The report said that annual radiation levels in March 2022 will probably exceed 50 millisieverts in some of the areas, including Futaba and Okuma, the other town that hosts the radiation-leaking plant.
In another meeting between the central and local governments, Reconstruction Minister Tatsuo Hirano presented a draft policy for reviving Fukushima that is based on a special reconstruction law that took force in March.
The draft said the central government will provide fiscal support to improve living conditions and revive the regional economy and communities.
The government plans to give Cabinet approval to the policy as early as May.
FUKUSHIMA — The government on April 22 released six hot spot charts to show projected annual dose rates of radioactive materials spewing from the crippled Fukushima No. 1 Nuclear Power Plant from the end of March this year through 2032.
The charts, based on airborne monitoring of radioactive contamination in November last year, compare annual dose rates in March this year with projections for 2013, 2014, 2017, 2022 and 2032.
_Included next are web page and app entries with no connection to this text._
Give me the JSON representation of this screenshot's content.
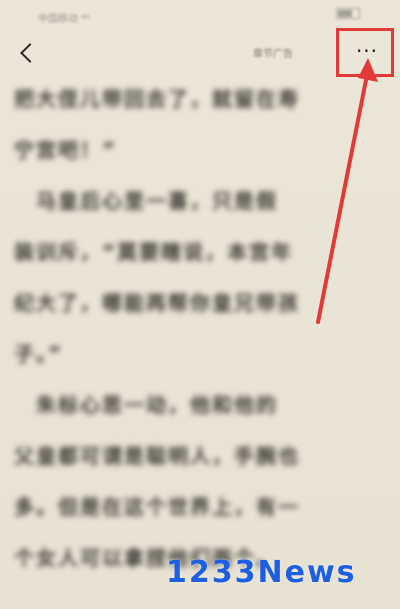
{
  "status_bar": {
    "carrier": "中国移动 ⁴ᴳ"
  },
  "header": {
    "back_icon": "chevron-left-icon",
    "label": "章节广告",
    "more_label": "···"
  },
  "annotation": {
    "box_color": "#e23a36",
    "arrow_color": "#e23a36"
  },
  "content": {
    "lines": [
      "把大侄儿带回去了，就留在寿",
      "宁宫吧！”",
      "　马皇后心里一喜，只是假",
      "装训斥，“莫要瞎说，本宫年",
      "纪大了，哪能再帮你皇兄带孩",
      "子。”",
      "　朱标心思一动，他和他的",
      "父皇都可谓是聪明人，手腕也",
      "多。但是在这个世界上，有一",
      "个女人可以拿捏他们两个。"
    ]
  },
  "watermark": {
    "text": "1233News",
    "color": "#1d5fe0"
  }
}
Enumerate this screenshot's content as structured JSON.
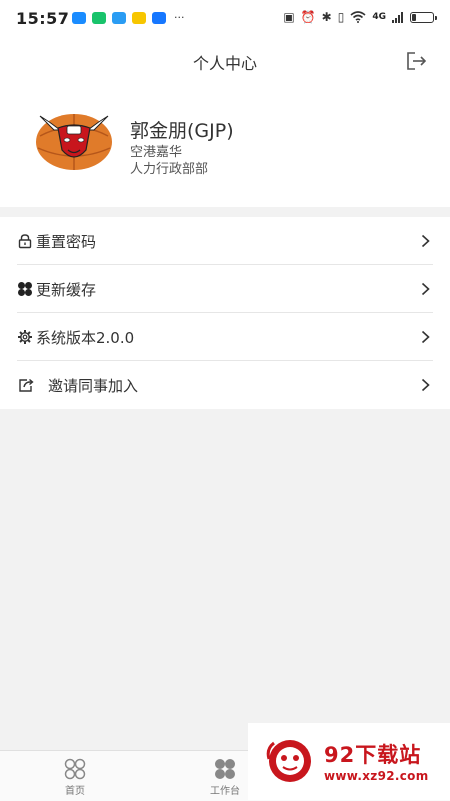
{
  "status_bar": {
    "time": "15:57",
    "dots": "···",
    "network": "4G",
    "battery_level": 0.2,
    "app_icon_colors": [
      "#1a8cff",
      "#19c36b",
      "#2a9cf3",
      "#f7c600",
      "#1677ff"
    ]
  },
  "header": {
    "title": "个人中心"
  },
  "profile": {
    "name": "郭金朋(GJP)",
    "company": "空港嘉华",
    "department": "人力行政部部"
  },
  "menu": {
    "items": [
      {
        "label": "重置密码",
        "icon": "lock-icon"
      },
      {
        "label": "更新缓存",
        "icon": "clover-icon"
      },
      {
        "label": "系统版本2.0.0",
        "icon": "gear-icon"
      },
      {
        "label": "邀请同事加入",
        "icon": "share-icon"
      }
    ]
  },
  "bottom_nav": {
    "items": [
      {
        "label": "首页",
        "icon": "home-icon"
      },
      {
        "label": "工作台",
        "icon": "workbench-icon"
      }
    ]
  },
  "watermark": {
    "title": "92下载站",
    "url": "www.xz92.com"
  },
  "colors": {
    "background": "#f2f2f2",
    "panel": "#ffffff",
    "text": "#333333",
    "watermark_red": "#c8161d"
  }
}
Tatsuo Hirano, state minister in charge of post-March 11 reconstruction and disaster prevention, says, “They are prognostic charts based on theoretical values but decontamination factors were not taken into account.” It is the first time that the government has made public such forecasts.
The government produced the charts which focus on areas with high levels of radiation contamination extending in the northwestern direction in Fukushima Prefecture. Government officials say the charts will help local governments affected by the nuclear disaster to draw up a plan to assist evacuees in returning home.
The projections reveal that borders along the towns of Okuma and Futaba, where the Fukushima plant is located, will remain as zones with an annual radiation dose of more than 50 millisieverts, which are basically difficult for residents to return to live even after 20 years. The town of Namie and the village of Katsurao will continue to have restricted districts due to annual radiation doses of over 20 millisieverts and below 50 millisieverts.
The central government presented the charts during a meeting in Fukushima with leaders of the prefecture’s eight towns and villages around the nuclear plant.
April 23, 2012(Mainichi Japan)